Work instruction.
Report, in full, each line of the material below in which the string "title" occurs.
——
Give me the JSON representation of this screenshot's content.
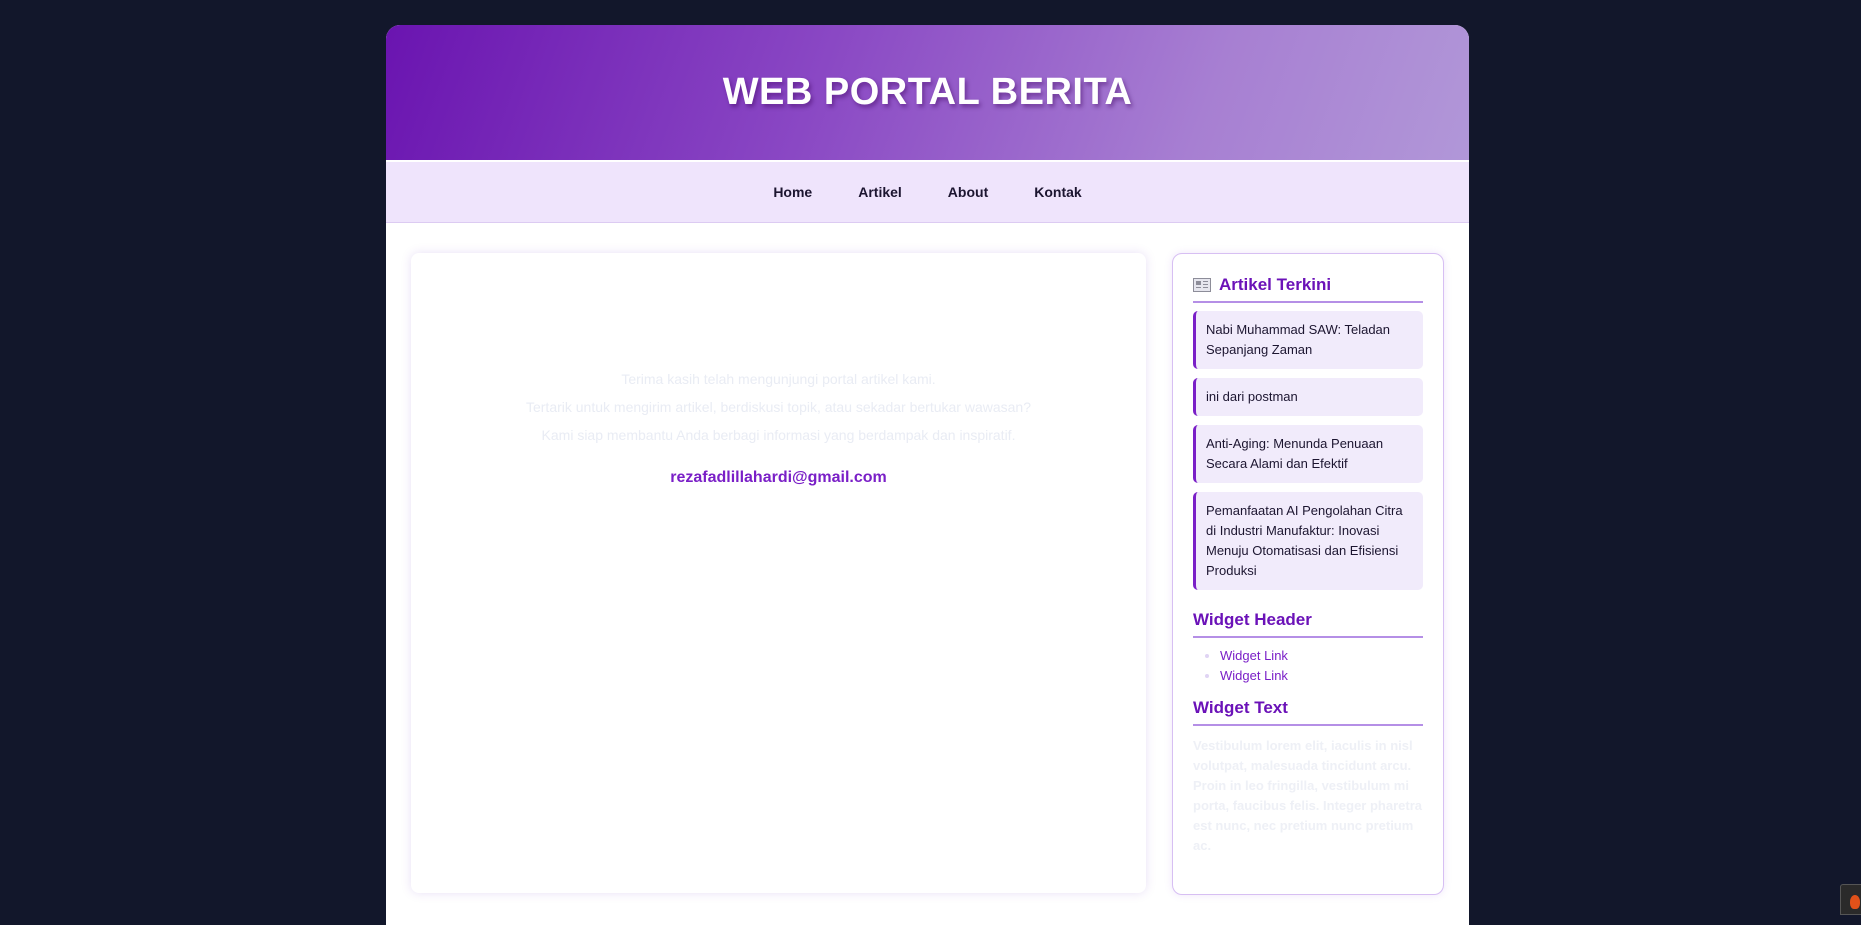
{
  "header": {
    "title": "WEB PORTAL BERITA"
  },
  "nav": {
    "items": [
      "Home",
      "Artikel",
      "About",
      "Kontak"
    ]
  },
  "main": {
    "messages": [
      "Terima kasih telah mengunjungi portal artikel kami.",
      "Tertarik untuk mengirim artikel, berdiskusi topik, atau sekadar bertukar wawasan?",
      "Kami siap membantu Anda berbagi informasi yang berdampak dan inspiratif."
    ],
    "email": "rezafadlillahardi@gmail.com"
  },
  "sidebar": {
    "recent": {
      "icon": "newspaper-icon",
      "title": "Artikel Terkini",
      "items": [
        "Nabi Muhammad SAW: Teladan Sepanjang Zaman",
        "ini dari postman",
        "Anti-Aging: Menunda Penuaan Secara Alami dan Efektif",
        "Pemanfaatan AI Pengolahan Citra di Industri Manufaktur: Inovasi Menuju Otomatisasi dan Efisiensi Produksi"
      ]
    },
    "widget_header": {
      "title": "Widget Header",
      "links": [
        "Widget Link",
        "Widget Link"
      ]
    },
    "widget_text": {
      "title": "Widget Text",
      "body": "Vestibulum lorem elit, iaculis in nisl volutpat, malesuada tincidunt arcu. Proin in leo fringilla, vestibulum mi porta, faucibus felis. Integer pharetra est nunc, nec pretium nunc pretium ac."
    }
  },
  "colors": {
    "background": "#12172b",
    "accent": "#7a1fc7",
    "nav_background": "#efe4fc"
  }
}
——
Answer area.
    "title": "WEB PORTAL BERITA"
      "title": "Artikel Terkini",
      "title": "Widget Header",
      "title": "Widget Text",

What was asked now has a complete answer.